Prisoner’s Rights: What is Excessive Force?
As a prisoner in the United States, you must be protected against assault and excessive force. Prisoners, including those held in jail pending a pending trial as well as those incarcerated, must be free from excessive force used by jail or prison personnel.
You must also be protected from an assault by another prisoner. This post discusses prisoners’ rights, inmates’ rights, situations in which excessive force may be used and steps to take if you believe that another party has violated your rights.
What Is Excessive Force in Jail or Prison?
Firstly, let’s review what constitutes excessive force in jails and prisons, both as they relate to jail and prison employees and other employees within correctional facilities:

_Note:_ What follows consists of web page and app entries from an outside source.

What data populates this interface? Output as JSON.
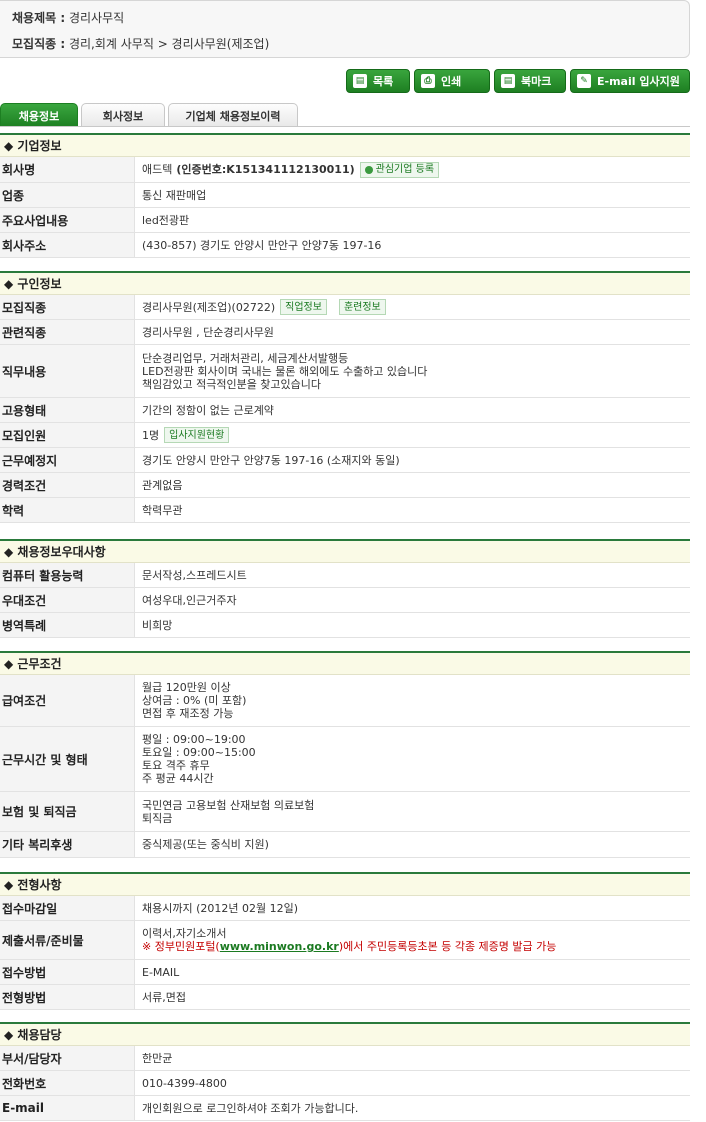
{
  "header": {
    "title_label": "채용제목 :",
    "title_value": "경리사무직",
    "category_label": "모집직종 :",
    "category_value": "경리,회계 사무직 > 경리사무원(제조업)"
  },
  "toolbar": {
    "list": "목록",
    "print": "인쇄",
    "bookmark": "북마크",
    "email_apply": "E-mail 입사지원"
  },
  "tabs": [
    {
      "label": "채용정보"
    },
    {
      "label": "회사정보"
    },
    {
      "label": "기업체 채용정보이력"
    }
  ],
  "company": {
    "heading": "◆ 기업정보",
    "name_label": "회사명",
    "name": "애드텍",
    "cert": "(인증번호:K151341112130011)",
    "interest_btn": "관심기업 등록",
    "industry_label": "업종",
    "industry": "통신 재판매업",
    "business_label": "주요사업내용",
    "business": "led전광판",
    "address_label": "회사주소",
    "address": "(430-857) 경기도 안양시 만안구 안양7동 197-16"
  },
  "job": {
    "heading": "◆ 구인정보",
    "category_label": "모집직종",
    "category": "경리사무원(제조업)(02722)",
    "job_info_btn": "직업정보",
    "training_btn": "훈련정보",
    "related_label": "관련직종",
    "related": "경리사무원 , 단순경리사무원",
    "duties_label": "직무내용",
    "duties": [
      "단순경리업무, 거래처관리, 세금계산서발행등",
      "LED전광판 회사이며 국내는 물론 해외에도 수출하고 있습니다",
      "책임감있고 적극적인분을 찾고있습니다"
    ],
    "employment_label": "고용형태",
    "employment": "기간의 정함이 없는 근로계약",
    "headcount_label": "모집인원",
    "headcount": "1명",
    "applicants_btn": "입사지원현황",
    "location_label": "근무예정지",
    "location": "경기도 안양시 만안구 안양7동 197-16 (소재지와 동일)",
    "experience_label": "경력조건",
    "experience": "관계없음",
    "education_label": "학력",
    "education": "학력무관"
  },
  "preference": {
    "heading": "◆ 채용정보우대사항",
    "computer_label": "컴퓨터 활용능력",
    "computer": "문서작성,스프레드시트",
    "pref_label": "우대조건",
    "pref": "여성우대,인근거주자",
    "military_label": "병역특례",
    "military": "비희망"
  },
  "conditions": {
    "heading": "◆ 근무조건",
    "salary_label": "급여조건",
    "salary": [
      "월급 120만원 이상",
      "상여금 : 0% (미 포함)",
      "면접 후 재조정 가능"
    ],
    "hours_label": "근무시간 및 형태",
    "hours": [
      "평일 : 09:00~19:00",
      "토요일 : 09:00~15:00",
      "토요 격주 휴무",
      "주 평균 44시간"
    ],
    "insurance_label": "보험 및 퇴직금",
    "insurance": [
      "국민연금 고용보험 산재보험 의료보험",
      "퇴직금"
    ],
    "welfare_label": "기타 복리후생",
    "welfare": "중식제공(또는 중식비 지원)"
  },
  "selection": {
    "heading": "◆ 전형사항",
    "deadline_label": "접수마감일",
    "deadline": "채용시까지 (2012년 02월 12일)",
    "docs_label": "제출서류/준비물",
    "docs": "이력서,자기소개서",
    "docs_note_pre": "※ 정부민원포털(",
    "docs_note_link": "www.minwon.go.kr",
    "docs_note_post": ")에서 주민등록등초본 등 각종 제증명 발급 가능",
    "method_label": "접수방법",
    "method": "E-MAIL",
    "process_label": "전형방법",
    "process": "서류,면접"
  },
  "contact": {
    "heading": "◆ 채용담당",
    "dept_label": "부서/담당자",
    "dept": "한만균",
    "phone_label": "전화번호",
    "phone": "010-4399-4800",
    "email_label": "E-mail",
    "email": "개인회원으로 로그인하셔야 조회가 가능합니다."
  }
}
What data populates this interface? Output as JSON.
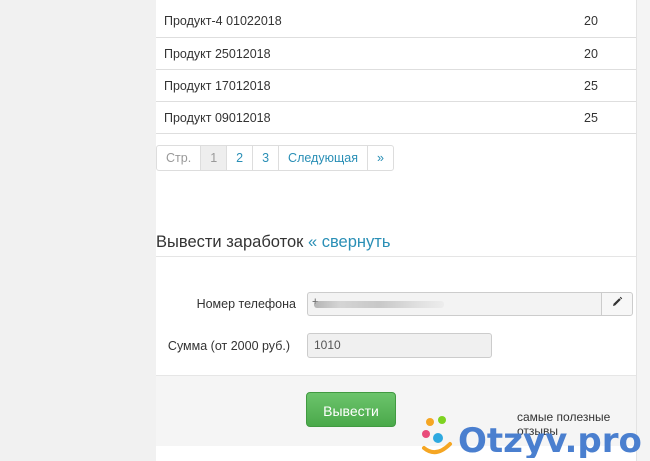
{
  "products": [
    {
      "name": "Продукт-4 01022018",
      "qty": "20"
    },
    {
      "name": "Продукт 25012018",
      "qty": "20"
    },
    {
      "name": "Продукт 17012018",
      "qty": "25"
    },
    {
      "name": "Продукт 09012018",
      "qty": "25"
    }
  ],
  "pagination": {
    "label": "Стр.",
    "pages": [
      "1",
      "2",
      "3"
    ],
    "current_page": "1",
    "next": "Следующая",
    "last": "»"
  },
  "withdraw": {
    "title": "Вывести заработок",
    "collapse_link": "« свернуть",
    "phone_label": "Номер телефона",
    "phone_value_prefix": "+",
    "sum_label": "Сумма (от 2000 руб.)",
    "sum_value": "1010",
    "submit_label": "Вывести"
  },
  "watermark": {
    "caption": "самые полезные отзывы",
    "logo_text": "Otzyv.pro"
  },
  "colors": {
    "link": "#2a8fb6",
    "submit": "#5cb85c",
    "logo_text": "#4a7fcf"
  },
  "icons": [
    "pencil-icon"
  ]
}
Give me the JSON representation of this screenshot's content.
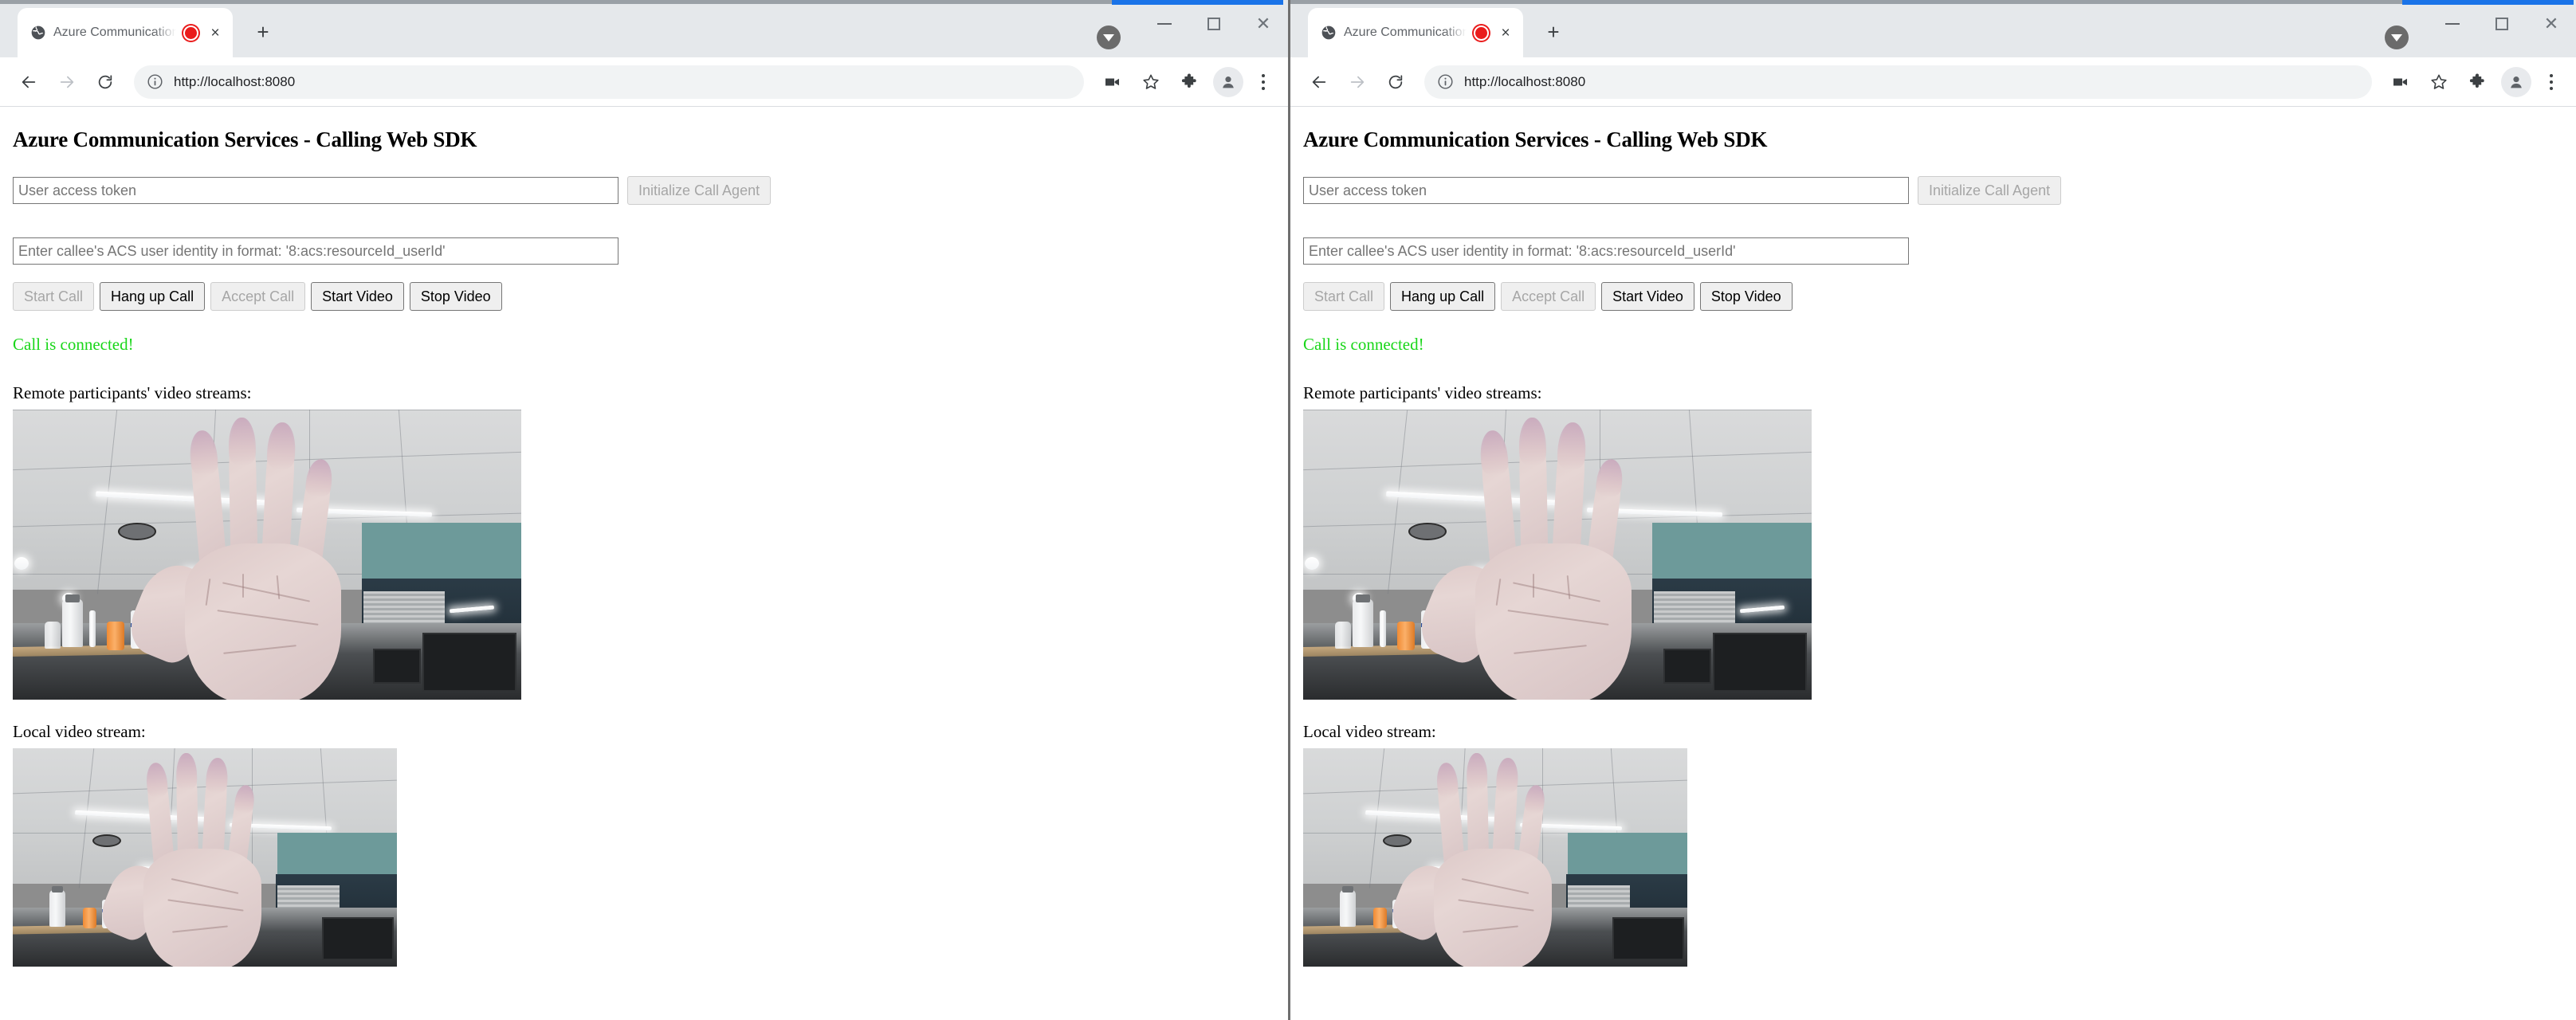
{
  "windows": [
    {
      "id": "left",
      "browser": {
        "tab": {
          "title": "Azure Communication Servic",
          "favicon_name": "globe-favicon",
          "recording_indicator": "recording-dot",
          "close_label": "×"
        },
        "new_tab_label": "+",
        "nav": {
          "back_label": "←",
          "forward_label": "→",
          "reload_label": "⟳"
        },
        "omnibox": {
          "url": "http://localhost:8080",
          "security_icon": "info-circle-icon"
        },
        "toolbar_icons": [
          "video-camera-icon",
          "star-icon",
          "puzzle-extensions-icon",
          "profile-avatar-icon",
          "kebab-menu-icon"
        ],
        "window_controls": {
          "download_indicator": "download-arrow-icon",
          "minimize_label": "—",
          "maximize_label": "□",
          "close_label": "✕"
        }
      },
      "page": {
        "title": "Azure Communication Services - Calling Web SDK",
        "token_input_placeholder": "User access token",
        "token_input_value": "",
        "initialize_button": "Initialize Call Agent",
        "initialize_button_disabled": true,
        "callee_input_placeholder": "Enter callee's ACS user identity in format: '8:acs:resourceId_userId'",
        "callee_input_value": "",
        "buttons": [
          {
            "label": "Start Call",
            "disabled": true
          },
          {
            "label": "Hang up Call",
            "disabled": false
          },
          {
            "label": "Accept Call",
            "disabled": true
          },
          {
            "label": "Start Video",
            "disabled": false
          },
          {
            "label": "Stop Video",
            "disabled": false
          }
        ],
        "status_text": "Call is connected!",
        "status_color": "#19d619",
        "remote_label": "Remote participants' video streams:",
        "local_label": "Local video stream:",
        "remote_video_alt": "office ceiling with open palm raised toward camera",
        "local_video_alt": "office ceiling with open palm raised toward camera"
      }
    },
    {
      "id": "right",
      "browser": {
        "tab": {
          "title": "Azure Communication Servic",
          "favicon_name": "globe-favicon",
          "recording_indicator": "recording-dot",
          "close_label": "×"
        },
        "new_tab_label": "+",
        "nav": {
          "back_label": "←",
          "forward_label": "→",
          "reload_label": "⟳"
        },
        "omnibox": {
          "url": "http://localhost:8080",
          "security_icon": "info-circle-icon"
        },
        "toolbar_icons": [
          "video-camera-icon",
          "star-icon",
          "puzzle-extensions-icon",
          "profile-avatar-icon",
          "kebab-menu-icon"
        ],
        "window_controls": {
          "download_indicator": "download-arrow-icon",
          "minimize_label": "—",
          "maximize_label": "□",
          "close_label": "✕"
        }
      },
      "page": {
        "title": "Azure Communication Services - Calling Web SDK",
        "token_input_placeholder": "User access token",
        "token_input_value": "",
        "initialize_button": "Initialize Call Agent",
        "initialize_button_disabled": true,
        "callee_input_placeholder": "Enter callee's ACS user identity in format: '8:acs:resourceId_userId'",
        "callee_input_value": "",
        "buttons": [
          {
            "label": "Start Call",
            "disabled": true
          },
          {
            "label": "Hang up Call",
            "disabled": false
          },
          {
            "label": "Accept Call",
            "disabled": true
          },
          {
            "label": "Start Video",
            "disabled": false
          },
          {
            "label": "Stop Video",
            "disabled": false
          }
        ],
        "status_text": "Call is connected!",
        "status_color": "#19d619",
        "remote_label": "Remote participants' video streams:",
        "local_label": "Local video stream:",
        "remote_video_alt": "office ceiling with open palm raised toward camera",
        "local_video_alt": "office ceiling with open palm raised toward camera"
      }
    }
  ],
  "theme": {
    "accent": "#1a73e8",
    "toolbar_bg": "#ffffff",
    "tabstrip_bg": "#e5e8eb",
    "status_green": "#19d619",
    "disabled_text": "#a6a6a6"
  }
}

- Correctional officers, police officers, and others are permitted to use force as part of their duties. Correctional officers or staff may use force when and if the conditions dictate it.
- In these jobs, officers may need to restrain inmates to protect themselves, another staff member, or another prisoner.
- Workers aren’t allowed to use too much force, or excessive force. This may happen when a police officer or correctional officer uses excessive force in the matter at hand, or when force is unwarranted.
- Police officers and correctional officers who use excessive force on a suspect or a prisoner without apparent reason may be held responsible for their actions.
Prisoner Rights Under the Law
If you are incarcerated in a correctional facility, you have the following rights:
- You are protected against excessive force by others. Although prison guards may use force to maintain order, they cannot use sadistic, deadly, or malicious force.
- Inmates have a right to protection from assault by guards or officials in the facility.
- Inmates have a right to protection from assault by other inmates. When an official knows of possible harm to an inmate, he or she is supposed to protect them. The prison official may be breaking the law if he or she does not intervene.
- The prisoner has a right to protection from certain conditions. In cases of jail overcrowding, insufficient prison staff, or unsecured cells, prison administrators and officers may be held accountable.
Many prisoners are abused by correctional officers. The Supreme Court recently ordered that juries must consider whether excessive force was deserved or appropriate, regardless of the intentions of correctional employees, when such force is used against a pretrial detainee. K Altman Law represents individual or groups of victims (or their families) abused or subjected to excessive force in prisons and jails.
Winning an excessive force case, like other prisoners’ rights cases, is challenging. As a result of our extensive experience in these cases, including litigation experience in excessive force lawsuits, we are committed to obtaining justice for our clients.
How to Protect Your Rights in Jail or Prison
You should take immediate action to protect your legal rights if you or someone you love is the victim of excessive force or assault while in prison:
- If an inmate or prison official assaulted you, file a grievance, or formal complaint, as soon as possible. Make sure your grievance is recognized by filing an appeal if needed.
- You should tell another prison staff member if you were assaulted by another inmate or if you feel you are in danger from a staff member or an inmate. Keep a written record if possible.
- Consult an excessive force civil rights lawyer to determine the best course of action.
Our Experience in Excessive Force and Prisoners’ Rights Cases
Our firm has extensive experience representing men and women in custody. Throughout the years, we have represented both individual inmates and classes of inmates. In all 50 states, we represent prisoners and their loved ones.
Whenever we accept a prisoners’ rights case, we believe one or more constitutional violations have occurred. We work tirelessly to bring justice to our clients and their loved ones. We rigorously prepare each case for trial, even though many lawsuits are settled before trial.
Our firm is known for its willingness to take on difficult cases in court. Correctional and/or medical expert witnesses are frequently called to testify about the standard of care in a correctional setting in prisoners’ rights and excessive force cases.
Whether in prison or jail, if you or someone you love is being denied proper conditions of confinement, seek immediate legal advice. Keith Altman can be reached at 248-987-8929 or by email at SD@kaltmanlaw.com. You can also write to Attorney Altman at 33228 West 12 Mile Road, Ste. 375, Farmington Hills, MI 48334 or call 248-987-8929 collect. Please mark your envelope “Attention: Prisoners’ Rights.”
Understand that every legal claim is limited by a deadline, known as the statute of limitations. A lawsuit must be filed within a certain time period to preserve your rights.